Nipah Virus Outbreak in Kerala: According to Kerala’s health minister, the state government is concentrating on quickly locating the contacts of infected people and isolating those who are exhibiting symptoms. A 39-year-old patient from Kerala’s Kozhikode district has tested positive for the Nipah virus, bringing the total number of confirmed cases in the southern state to six. This patient had sought treatment at a private hospital where previous Nipah virus patients had received care for other illnesses.
According to the administration, the virus seen in the state was the Bangladesh strain, which originated approximately 5 kilometers from the jungle, transmits from person to person, and has a greater mortality rate despite being less contagious
After samples were sent for testing, the office of Kerala’s Health Minister Veena George reported on Friday that a 39-year-old had tested positive for the virus. They were being watched at a hospital.
According to the administration, the virus seen in the state was the Bangladesh version, which originated roughly 5 kilometers from the jungle, moved from person to person, and had a greater mortality rate despite being less contagious.
The virus was discovered in a 24-year-old healthcare worker yesterday in a private hospital in Kozhikode.
There are 706 people in total on the contact list, including 77 high-risk individuals and 153 healthcare professionals. According to Kerala’s Health Minister Veena George, no one in the high-risk group is currently exhibiting symptoms.
She stated that the state’s present priority is “actively tracing” the virus prior to verifying cases in labs. The health administration keeps a careful eye on warning signs so that it can quickly issue alerts.
The infection, which has a death rate of over 70%, has no immunizations to prevent or treat it. There is standard supportive care offered.
According to the World Health Organization (WHO), infected people initially experience symptoms like fever, respiratory problems, headaches, and vomiting. Seizures and encephalitis in severe situations may put a person into a coma.

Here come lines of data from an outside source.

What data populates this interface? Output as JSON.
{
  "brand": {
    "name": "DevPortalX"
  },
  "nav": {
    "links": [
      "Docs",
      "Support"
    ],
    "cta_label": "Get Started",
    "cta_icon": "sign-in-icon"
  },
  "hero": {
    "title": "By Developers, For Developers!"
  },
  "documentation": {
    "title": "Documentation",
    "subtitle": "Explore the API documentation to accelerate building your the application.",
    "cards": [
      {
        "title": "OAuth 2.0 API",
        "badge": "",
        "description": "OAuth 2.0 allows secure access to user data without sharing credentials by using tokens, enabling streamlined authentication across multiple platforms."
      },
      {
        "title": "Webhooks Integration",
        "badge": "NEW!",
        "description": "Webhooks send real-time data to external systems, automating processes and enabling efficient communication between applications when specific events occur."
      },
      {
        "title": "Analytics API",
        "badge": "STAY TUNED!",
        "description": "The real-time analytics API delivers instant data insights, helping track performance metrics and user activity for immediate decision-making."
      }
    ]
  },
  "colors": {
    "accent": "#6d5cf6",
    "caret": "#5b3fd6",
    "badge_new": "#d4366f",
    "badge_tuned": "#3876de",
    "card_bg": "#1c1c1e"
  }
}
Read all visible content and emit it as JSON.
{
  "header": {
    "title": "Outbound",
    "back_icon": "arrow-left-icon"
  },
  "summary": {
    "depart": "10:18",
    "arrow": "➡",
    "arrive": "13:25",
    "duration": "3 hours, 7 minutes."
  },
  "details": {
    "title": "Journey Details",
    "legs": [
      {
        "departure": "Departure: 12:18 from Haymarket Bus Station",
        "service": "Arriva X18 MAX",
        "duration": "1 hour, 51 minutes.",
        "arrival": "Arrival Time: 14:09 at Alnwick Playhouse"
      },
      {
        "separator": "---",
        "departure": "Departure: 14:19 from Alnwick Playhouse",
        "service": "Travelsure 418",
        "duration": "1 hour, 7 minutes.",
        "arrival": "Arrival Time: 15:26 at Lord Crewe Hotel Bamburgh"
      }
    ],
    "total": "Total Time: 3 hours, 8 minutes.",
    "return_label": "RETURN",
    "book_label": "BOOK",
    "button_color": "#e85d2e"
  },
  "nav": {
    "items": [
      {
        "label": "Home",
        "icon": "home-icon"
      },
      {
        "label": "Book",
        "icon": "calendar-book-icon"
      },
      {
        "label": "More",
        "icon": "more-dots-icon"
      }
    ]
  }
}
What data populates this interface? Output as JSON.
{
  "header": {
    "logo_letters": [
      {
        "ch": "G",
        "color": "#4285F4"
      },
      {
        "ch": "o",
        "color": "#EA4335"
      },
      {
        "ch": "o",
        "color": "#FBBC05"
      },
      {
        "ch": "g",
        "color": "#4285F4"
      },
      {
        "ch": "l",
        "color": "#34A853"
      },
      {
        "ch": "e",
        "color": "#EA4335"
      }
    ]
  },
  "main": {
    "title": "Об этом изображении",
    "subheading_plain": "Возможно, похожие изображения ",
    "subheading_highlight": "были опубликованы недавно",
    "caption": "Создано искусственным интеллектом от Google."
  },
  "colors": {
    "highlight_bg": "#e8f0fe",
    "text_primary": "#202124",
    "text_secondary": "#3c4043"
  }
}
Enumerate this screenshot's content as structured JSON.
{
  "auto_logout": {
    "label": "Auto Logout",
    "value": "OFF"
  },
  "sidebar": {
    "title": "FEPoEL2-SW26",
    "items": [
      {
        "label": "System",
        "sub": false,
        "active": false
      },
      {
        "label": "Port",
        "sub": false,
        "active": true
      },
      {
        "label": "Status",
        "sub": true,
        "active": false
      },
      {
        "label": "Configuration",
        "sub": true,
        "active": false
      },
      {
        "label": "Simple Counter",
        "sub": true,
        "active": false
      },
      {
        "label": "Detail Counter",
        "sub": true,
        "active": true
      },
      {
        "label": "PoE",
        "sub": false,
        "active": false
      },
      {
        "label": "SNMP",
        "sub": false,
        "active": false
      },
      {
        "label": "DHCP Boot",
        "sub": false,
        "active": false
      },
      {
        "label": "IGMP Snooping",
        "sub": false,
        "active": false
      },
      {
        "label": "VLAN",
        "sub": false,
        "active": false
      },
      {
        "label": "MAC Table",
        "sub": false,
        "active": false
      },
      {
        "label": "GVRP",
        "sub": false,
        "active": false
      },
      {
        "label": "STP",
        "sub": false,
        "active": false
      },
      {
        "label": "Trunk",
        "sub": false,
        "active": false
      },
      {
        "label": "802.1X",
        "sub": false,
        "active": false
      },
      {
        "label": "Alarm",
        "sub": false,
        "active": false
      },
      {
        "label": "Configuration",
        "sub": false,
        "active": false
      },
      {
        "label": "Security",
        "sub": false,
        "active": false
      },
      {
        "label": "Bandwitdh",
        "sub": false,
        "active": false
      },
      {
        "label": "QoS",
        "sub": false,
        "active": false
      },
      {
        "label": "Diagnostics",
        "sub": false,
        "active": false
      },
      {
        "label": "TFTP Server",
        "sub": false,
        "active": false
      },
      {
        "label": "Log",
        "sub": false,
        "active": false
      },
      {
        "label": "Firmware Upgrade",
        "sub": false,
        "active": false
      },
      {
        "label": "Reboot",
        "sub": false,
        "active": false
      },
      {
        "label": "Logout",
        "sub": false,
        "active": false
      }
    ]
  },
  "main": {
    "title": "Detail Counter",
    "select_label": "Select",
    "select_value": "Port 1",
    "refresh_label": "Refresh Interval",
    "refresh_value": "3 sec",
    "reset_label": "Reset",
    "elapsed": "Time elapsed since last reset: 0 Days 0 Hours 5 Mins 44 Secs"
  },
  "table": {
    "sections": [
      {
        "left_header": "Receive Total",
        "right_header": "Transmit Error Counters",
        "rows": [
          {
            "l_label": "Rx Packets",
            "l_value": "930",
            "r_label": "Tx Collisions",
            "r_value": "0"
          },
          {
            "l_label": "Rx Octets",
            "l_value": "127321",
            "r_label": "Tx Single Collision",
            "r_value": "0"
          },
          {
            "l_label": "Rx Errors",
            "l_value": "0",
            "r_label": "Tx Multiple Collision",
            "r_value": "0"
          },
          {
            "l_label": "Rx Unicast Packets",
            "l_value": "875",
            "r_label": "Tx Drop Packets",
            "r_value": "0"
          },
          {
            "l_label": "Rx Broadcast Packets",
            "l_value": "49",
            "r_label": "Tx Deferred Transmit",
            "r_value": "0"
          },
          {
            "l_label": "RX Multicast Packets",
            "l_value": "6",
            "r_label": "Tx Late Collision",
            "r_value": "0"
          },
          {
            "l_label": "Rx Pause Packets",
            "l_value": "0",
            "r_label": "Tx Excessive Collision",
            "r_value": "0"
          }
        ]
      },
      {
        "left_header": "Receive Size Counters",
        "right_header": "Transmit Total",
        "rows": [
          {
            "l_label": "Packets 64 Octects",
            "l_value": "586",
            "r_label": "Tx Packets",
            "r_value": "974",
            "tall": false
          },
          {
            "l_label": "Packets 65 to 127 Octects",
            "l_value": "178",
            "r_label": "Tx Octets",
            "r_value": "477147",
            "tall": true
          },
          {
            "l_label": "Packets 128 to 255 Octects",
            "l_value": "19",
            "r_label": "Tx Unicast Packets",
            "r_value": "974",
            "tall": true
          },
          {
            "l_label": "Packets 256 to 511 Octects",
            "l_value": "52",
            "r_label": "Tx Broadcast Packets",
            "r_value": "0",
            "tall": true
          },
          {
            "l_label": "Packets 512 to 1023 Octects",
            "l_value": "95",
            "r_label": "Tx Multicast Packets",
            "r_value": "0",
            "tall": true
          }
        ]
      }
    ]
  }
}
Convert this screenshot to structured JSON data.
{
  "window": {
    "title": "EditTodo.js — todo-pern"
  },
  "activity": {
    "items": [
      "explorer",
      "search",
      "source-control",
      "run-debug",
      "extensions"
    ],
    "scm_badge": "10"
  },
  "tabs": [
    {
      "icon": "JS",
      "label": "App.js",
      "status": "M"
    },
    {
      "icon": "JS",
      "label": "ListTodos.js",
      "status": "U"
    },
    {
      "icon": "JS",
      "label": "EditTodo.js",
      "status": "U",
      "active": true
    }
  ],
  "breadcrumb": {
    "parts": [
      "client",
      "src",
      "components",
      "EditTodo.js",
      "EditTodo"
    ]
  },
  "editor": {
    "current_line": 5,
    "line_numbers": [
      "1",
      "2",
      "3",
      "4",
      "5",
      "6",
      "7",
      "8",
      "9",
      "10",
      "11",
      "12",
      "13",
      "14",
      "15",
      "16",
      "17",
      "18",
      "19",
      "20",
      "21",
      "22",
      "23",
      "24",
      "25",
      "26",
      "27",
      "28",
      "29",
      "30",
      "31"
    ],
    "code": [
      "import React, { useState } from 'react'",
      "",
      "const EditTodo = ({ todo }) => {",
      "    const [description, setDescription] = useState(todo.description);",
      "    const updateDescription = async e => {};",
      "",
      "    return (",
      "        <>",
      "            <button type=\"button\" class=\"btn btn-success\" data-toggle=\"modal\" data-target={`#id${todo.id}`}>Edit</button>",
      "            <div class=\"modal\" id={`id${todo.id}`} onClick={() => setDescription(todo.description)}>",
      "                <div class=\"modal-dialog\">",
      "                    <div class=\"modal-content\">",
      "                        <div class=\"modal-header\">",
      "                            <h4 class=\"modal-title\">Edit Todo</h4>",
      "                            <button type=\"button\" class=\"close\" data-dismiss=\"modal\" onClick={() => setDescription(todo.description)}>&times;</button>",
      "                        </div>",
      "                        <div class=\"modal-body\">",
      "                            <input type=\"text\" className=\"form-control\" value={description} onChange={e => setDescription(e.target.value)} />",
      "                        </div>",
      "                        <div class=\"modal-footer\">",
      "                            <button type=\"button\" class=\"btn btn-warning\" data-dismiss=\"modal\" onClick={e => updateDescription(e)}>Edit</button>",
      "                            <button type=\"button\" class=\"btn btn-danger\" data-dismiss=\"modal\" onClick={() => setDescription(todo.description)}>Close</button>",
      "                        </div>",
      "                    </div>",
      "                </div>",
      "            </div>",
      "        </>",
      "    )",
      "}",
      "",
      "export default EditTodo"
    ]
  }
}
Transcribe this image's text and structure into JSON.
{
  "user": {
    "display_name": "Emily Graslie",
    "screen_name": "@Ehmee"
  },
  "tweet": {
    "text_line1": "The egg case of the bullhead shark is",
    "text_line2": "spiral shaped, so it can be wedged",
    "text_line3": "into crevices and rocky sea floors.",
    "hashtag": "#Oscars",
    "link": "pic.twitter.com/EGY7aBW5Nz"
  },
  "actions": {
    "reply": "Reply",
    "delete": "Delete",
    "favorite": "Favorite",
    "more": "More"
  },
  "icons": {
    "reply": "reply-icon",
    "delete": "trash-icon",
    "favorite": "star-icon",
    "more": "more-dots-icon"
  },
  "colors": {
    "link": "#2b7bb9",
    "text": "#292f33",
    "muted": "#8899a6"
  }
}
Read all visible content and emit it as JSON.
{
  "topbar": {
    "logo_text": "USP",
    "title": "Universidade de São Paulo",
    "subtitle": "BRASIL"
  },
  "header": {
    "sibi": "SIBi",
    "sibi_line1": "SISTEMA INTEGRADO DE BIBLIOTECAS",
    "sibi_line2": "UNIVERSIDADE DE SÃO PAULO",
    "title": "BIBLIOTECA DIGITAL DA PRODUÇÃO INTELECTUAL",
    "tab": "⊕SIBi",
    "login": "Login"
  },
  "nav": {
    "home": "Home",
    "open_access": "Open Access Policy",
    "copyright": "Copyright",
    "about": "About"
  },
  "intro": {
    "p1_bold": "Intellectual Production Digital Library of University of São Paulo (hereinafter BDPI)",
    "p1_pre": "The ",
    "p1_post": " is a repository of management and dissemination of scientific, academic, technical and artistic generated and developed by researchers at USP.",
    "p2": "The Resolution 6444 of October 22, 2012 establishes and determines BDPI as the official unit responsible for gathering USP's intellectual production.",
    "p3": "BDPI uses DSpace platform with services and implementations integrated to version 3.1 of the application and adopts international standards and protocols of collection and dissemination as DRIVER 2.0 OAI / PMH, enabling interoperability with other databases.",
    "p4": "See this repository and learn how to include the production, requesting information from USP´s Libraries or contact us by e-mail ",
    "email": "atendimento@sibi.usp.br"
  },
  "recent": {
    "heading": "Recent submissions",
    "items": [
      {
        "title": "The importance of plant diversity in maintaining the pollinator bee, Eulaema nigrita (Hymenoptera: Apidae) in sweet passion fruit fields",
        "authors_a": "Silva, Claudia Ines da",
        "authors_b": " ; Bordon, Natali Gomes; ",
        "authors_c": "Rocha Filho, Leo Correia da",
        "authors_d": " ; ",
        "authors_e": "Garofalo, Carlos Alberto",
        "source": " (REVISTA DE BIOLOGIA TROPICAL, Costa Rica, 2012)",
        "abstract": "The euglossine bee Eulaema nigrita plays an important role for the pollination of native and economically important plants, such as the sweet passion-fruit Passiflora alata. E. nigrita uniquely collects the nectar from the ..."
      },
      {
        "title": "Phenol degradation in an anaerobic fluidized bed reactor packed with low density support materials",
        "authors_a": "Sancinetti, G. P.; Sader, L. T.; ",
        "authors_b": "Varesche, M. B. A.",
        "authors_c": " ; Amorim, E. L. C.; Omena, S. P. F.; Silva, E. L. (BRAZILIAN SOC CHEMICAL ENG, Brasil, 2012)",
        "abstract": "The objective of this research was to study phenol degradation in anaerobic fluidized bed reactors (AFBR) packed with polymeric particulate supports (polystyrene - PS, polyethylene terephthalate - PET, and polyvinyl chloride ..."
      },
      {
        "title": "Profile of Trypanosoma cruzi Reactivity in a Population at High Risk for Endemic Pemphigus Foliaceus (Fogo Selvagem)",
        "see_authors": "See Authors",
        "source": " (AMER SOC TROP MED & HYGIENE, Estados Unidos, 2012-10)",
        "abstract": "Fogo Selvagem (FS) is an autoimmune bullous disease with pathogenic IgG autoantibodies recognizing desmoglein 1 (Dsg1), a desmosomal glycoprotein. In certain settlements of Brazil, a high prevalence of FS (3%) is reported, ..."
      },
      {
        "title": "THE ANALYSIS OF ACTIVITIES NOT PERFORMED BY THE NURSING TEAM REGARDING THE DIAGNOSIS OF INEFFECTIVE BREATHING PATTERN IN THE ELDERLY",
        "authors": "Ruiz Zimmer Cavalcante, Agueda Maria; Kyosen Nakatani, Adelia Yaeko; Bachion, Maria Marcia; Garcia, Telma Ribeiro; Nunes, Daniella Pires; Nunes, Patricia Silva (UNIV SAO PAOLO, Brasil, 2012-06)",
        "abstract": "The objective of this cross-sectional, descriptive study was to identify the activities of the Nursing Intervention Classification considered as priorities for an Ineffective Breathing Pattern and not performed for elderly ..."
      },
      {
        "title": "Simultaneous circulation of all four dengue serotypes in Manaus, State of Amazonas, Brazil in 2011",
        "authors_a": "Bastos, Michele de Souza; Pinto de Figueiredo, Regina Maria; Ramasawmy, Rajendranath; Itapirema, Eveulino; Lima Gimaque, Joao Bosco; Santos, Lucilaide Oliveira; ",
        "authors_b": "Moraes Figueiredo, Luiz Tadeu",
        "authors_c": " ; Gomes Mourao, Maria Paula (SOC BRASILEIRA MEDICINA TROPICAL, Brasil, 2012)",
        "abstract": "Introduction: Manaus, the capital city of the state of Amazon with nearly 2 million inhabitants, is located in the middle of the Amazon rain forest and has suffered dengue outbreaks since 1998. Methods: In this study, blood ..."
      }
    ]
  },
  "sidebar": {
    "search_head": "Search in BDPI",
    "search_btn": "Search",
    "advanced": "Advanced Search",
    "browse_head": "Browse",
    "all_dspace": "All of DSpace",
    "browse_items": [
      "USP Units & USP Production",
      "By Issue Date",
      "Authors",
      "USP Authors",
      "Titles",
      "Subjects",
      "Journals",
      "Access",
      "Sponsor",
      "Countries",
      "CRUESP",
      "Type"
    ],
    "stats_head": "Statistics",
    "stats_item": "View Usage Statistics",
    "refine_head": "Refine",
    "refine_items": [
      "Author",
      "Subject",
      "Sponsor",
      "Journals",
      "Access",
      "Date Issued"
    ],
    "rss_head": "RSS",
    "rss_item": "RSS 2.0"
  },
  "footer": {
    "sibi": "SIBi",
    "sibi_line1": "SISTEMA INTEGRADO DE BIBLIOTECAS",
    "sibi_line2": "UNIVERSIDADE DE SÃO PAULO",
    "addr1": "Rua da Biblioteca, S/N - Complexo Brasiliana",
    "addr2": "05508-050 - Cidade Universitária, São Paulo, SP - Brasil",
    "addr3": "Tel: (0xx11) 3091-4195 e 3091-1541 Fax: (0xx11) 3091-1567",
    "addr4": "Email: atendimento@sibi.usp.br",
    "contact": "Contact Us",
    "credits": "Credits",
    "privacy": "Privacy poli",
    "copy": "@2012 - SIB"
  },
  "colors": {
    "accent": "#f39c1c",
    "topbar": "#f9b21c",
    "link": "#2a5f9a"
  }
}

A Kerala outbreak in 2018 resulted in the deaths of 21 persons, and outbreaks in 2019 and 2021 followed.